----- Information shown

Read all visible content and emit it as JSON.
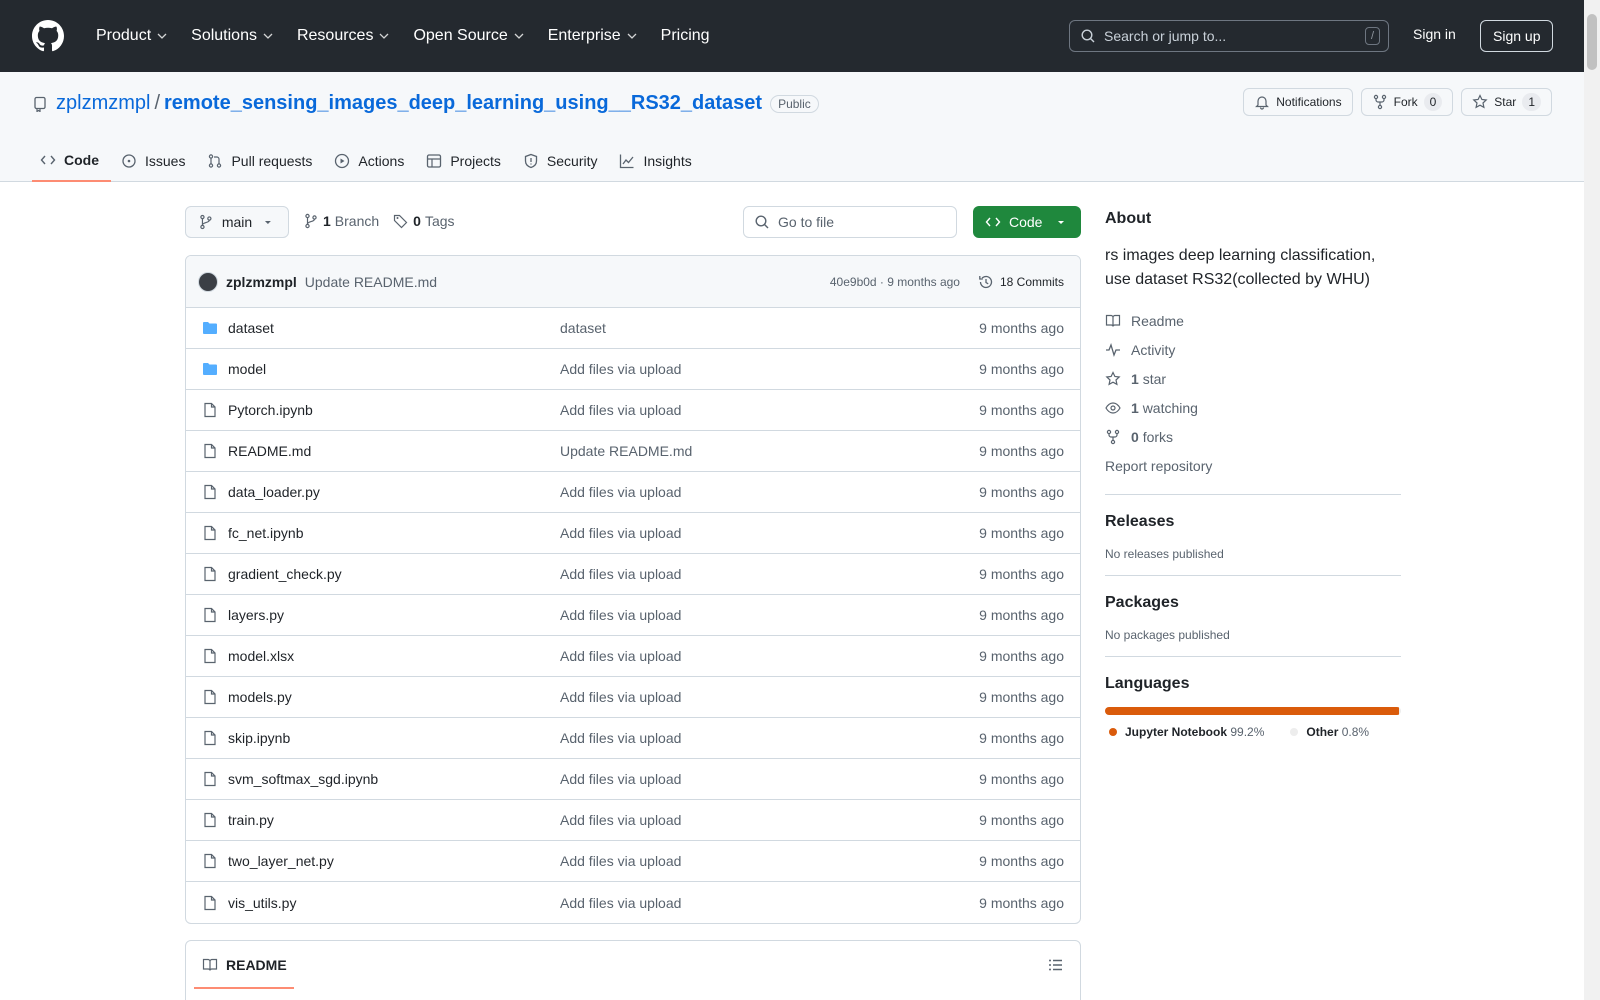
{
  "header": {
    "nav": [
      "Product",
      "Solutions",
      "Resources",
      "Open Source",
      "Enterprise",
      "Pricing"
    ],
    "search_placeholder": "Search or jump to...",
    "search_shortcut": "/",
    "signin": "Sign in",
    "signup": "Sign up"
  },
  "repo": {
    "owner": "zplzmzmpl",
    "separator": "/",
    "name": "remote_sensing_images_deep_learning_using__RS32_dataset",
    "visibility": "Public",
    "notifications_label": "Notifications",
    "fork_label": "Fork",
    "fork_count": "0",
    "star_label": "Star",
    "star_count": "1"
  },
  "tabs": [
    "Code",
    "Issues",
    "Pull requests",
    "Actions",
    "Projects",
    "Security",
    "Insights"
  ],
  "branch": {
    "name": "main",
    "branch_count": "1",
    "branch_label": "Branch",
    "tag_count": "0",
    "tag_label": "Tags",
    "goto_placeholder": "Go to file",
    "code_button": "Code"
  },
  "latest_commit": {
    "author": "zplzmzmpl",
    "message": "Update README.md",
    "hash_time": "40e9b0d · 9 months ago",
    "commits_label": "18 Commits"
  },
  "files": [
    {
      "name": "dataset",
      "type": "folder",
      "commit": "dataset",
      "time": "9 months ago"
    },
    {
      "name": "model",
      "type": "folder",
      "commit": "Add files via upload",
      "time": "9 months ago"
    },
    {
      "name": "Pytorch.ipynb",
      "type": "file",
      "commit": "Add files via upload",
      "time": "9 months ago"
    },
    {
      "name": "README.md",
      "type": "file",
      "commit": "Update README.md",
      "time": "9 months ago"
    },
    {
      "name": "data_loader.py",
      "type": "file",
      "commit": "Add files via upload",
      "time": "9 months ago"
    },
    {
      "name": "fc_net.ipynb",
      "type": "file",
      "commit": "Add files via upload",
      "time": "9 months ago"
    },
    {
      "name": "gradient_check.py",
      "type": "file",
      "commit": "Add files via upload",
      "time": "9 months ago"
    },
    {
      "name": "layers.py",
      "type": "file",
      "commit": "Add files via upload",
      "time": "9 months ago"
    },
    {
      "name": "model.xlsx",
      "type": "file",
      "commit": "Add files via upload",
      "time": "9 months ago"
    },
    {
      "name": "models.py",
      "type": "file",
      "commit": "Add files via upload",
      "time": "9 months ago"
    },
    {
      "name": "skip.ipynb",
      "type": "file",
      "commit": "Add files via upload",
      "time": "9 months ago"
    },
    {
      "name": "svm_softmax_sgd.ipynb",
      "type": "file",
      "commit": "Add files via upload",
      "time": "9 months ago"
    },
    {
      "name": "train.py",
      "type": "file",
      "commit": "Add files via upload",
      "time": "9 months ago"
    },
    {
      "name": "two_layer_net.py",
      "type": "file",
      "commit": "Add files via upload",
      "time": "9 months ago"
    },
    {
      "name": "vis_utils.py",
      "type": "file",
      "commit": "Add files via upload",
      "time": "9 months ago"
    }
  ],
  "readme": {
    "title": "README"
  },
  "about": {
    "title": "About",
    "description": "rs images deep learning classification, use dataset RS32(collected by WHU)",
    "readme": "Readme",
    "activity": "Activity",
    "stars_count": "1",
    "stars_label": "star",
    "watching_count": "1",
    "watching_label": "watching",
    "forks_count": "0",
    "forks_label": "forks",
    "report": "Report repository"
  },
  "releases": {
    "title": "Releases",
    "text": "No releases published"
  },
  "packages": {
    "title": "Packages",
    "text": "No packages published"
  },
  "languages": {
    "title": "Languages",
    "items": [
      {
        "name": "Jupyter Notebook",
        "percent": "99.2%",
        "value": 99.2,
        "color": "#DA5B0B"
      },
      {
        "name": "Other",
        "percent": "0.8%",
        "value": 0.8,
        "color": "#ededed"
      }
    ]
  }
}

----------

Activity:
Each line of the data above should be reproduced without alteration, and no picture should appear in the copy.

Answer space:
Read all visible content and emit it as JSON.
{
  "header": {
    "nav": [
      "Product",
      "Solutions",
      "Resources",
      "Open Source",
      "Enterprise",
      "Pricing"
    ],
    "search_placeholder": "Search or jump to...",
    "search_shortcut": "/",
    "signin": "Sign in",
    "signup": "Sign up"
  },
  "repo": {
    "owner": "zplzmzmpl",
    "separator": "/",
    "name": "remote_sensing_images_deep_learning_using__RS32_dataset",
    "visibility": "Public",
    "notifications_label": "Notifications",
    "fork_label": "Fork",
    "fork_count": "0",
    "star_label": "Star",
    "star_count": "1"
  },
  "tabs": [
    "Code",
    "Issues",
    "Pull requests",
    "Actions",
    "Projects",
    "Security",
    "Insights"
  ],
  "branch": {
    "name": "main",
    "branch_count": "1",
    "branch_label": "Branch",
    "tag_count": "0",
    "tag_label": "Tags",
    "goto_placeholder": "Go to file",
    "code_button": "Code"
  },
  "latest_commit": {
    "author": "zplzmzmpl",
    "message": "Update README.md",
    "hash_time": "40e9b0d · 9 months ago",
    "commits_label": "18 Commits"
  },
  "files": [
    {
      "name": "dataset",
      "type": "folder",
      "commit": "dataset",
      "time": "9 months ago"
    },
    {
      "name": "model",
      "type": "folder",
      "commit": "Add files via upload",
      "time": "9 months ago"
    },
    {
      "name": "Pytorch.ipynb",
      "type": "file",
      "commit": "Add files via upload",
      "time": "9 months ago"
    },
    {
      "name": "README.md",
      "type": "file",
      "commit": "Update README.md",
      "time": "9 months ago"
    },
    {
      "name": "data_loader.py",
      "type": "file",
      "commit": "Add files via upload",
      "time": "9 months ago"
    },
    {
      "name": "fc_net.ipynb",
      "type": "file",
      "commit": "Add files via upload",
      "time": "9 months ago"
    },
    {
      "name": "gradient_check.py",
      "type": "file",
      "commit": "Add files via upload",
      "time": "9 months ago"
    },
    {
      "name": "layers.py",
      "type": "file",
      "commit": "Add files via upload",
      "time": "9 months ago"
    },
    {
      "name": "model.xlsx",
      "type": "file",
      "commit": "Add files via upload",
      "time": "9 months ago"
    },
    {
      "name": "models.py",
      "type": "file",
      "commit": "Add files via upload",
      "time": "9 months ago"
    },
    {
      "name": "skip.ipynb",
      "type": "file",
      "commit": "Add files via upload",
      "time": "9 months ago"
    },
    {
      "name": "svm_softmax_sgd.ipynb",
      "type": "file",
      "commit": "Add files via upload",
      "time": "9 months ago"
    },
    {
      "name": "train.py",
      "type": "file",
      "commit": "Add files via upload",
      "time": "9 months ago"
    },
    {
      "name": "two_layer_net.py",
      "type": "file",
      "commit": "Add files via upload",
      "time": "9 months ago"
    },
    {
      "name": "vis_utils.py",
      "type": "file",
      "commit": "Add files via upload",
      "time": "9 months ago"
    }
  ],
  "readme": {
    "title": "README"
  },
  "about": {
    "title": "About",
    "description": "rs images deep learning classification, use dataset RS32(collected by WHU)",
    "readme": "Readme",
    "activity": "Activity",
    "stars_count": "1",
    "stars_label": "star",
    "watching_count": "1",
    "watching_label": "watching",
    "forks_count": "0",
    "forks_label": "forks",
    "report": "Report repository"
  },
  "releases": {
    "title": "Releases",
    "text": "No releases published"
  },
  "packages": {
    "title": "Packages",
    "text": "No packages published"
  },
  "languages": {
    "title": "Languages",
    "items": [
      {
        "name": "Jupyter Notebook",
        "percent": "99.2%",
        "value": 99.2,
        "color": "#DA5B0B"
      },
      {
        "name": "Other",
        "percent": "0.8%",
        "value": 0.8,
        "color": "#ededed"
      }
    ]
  }
}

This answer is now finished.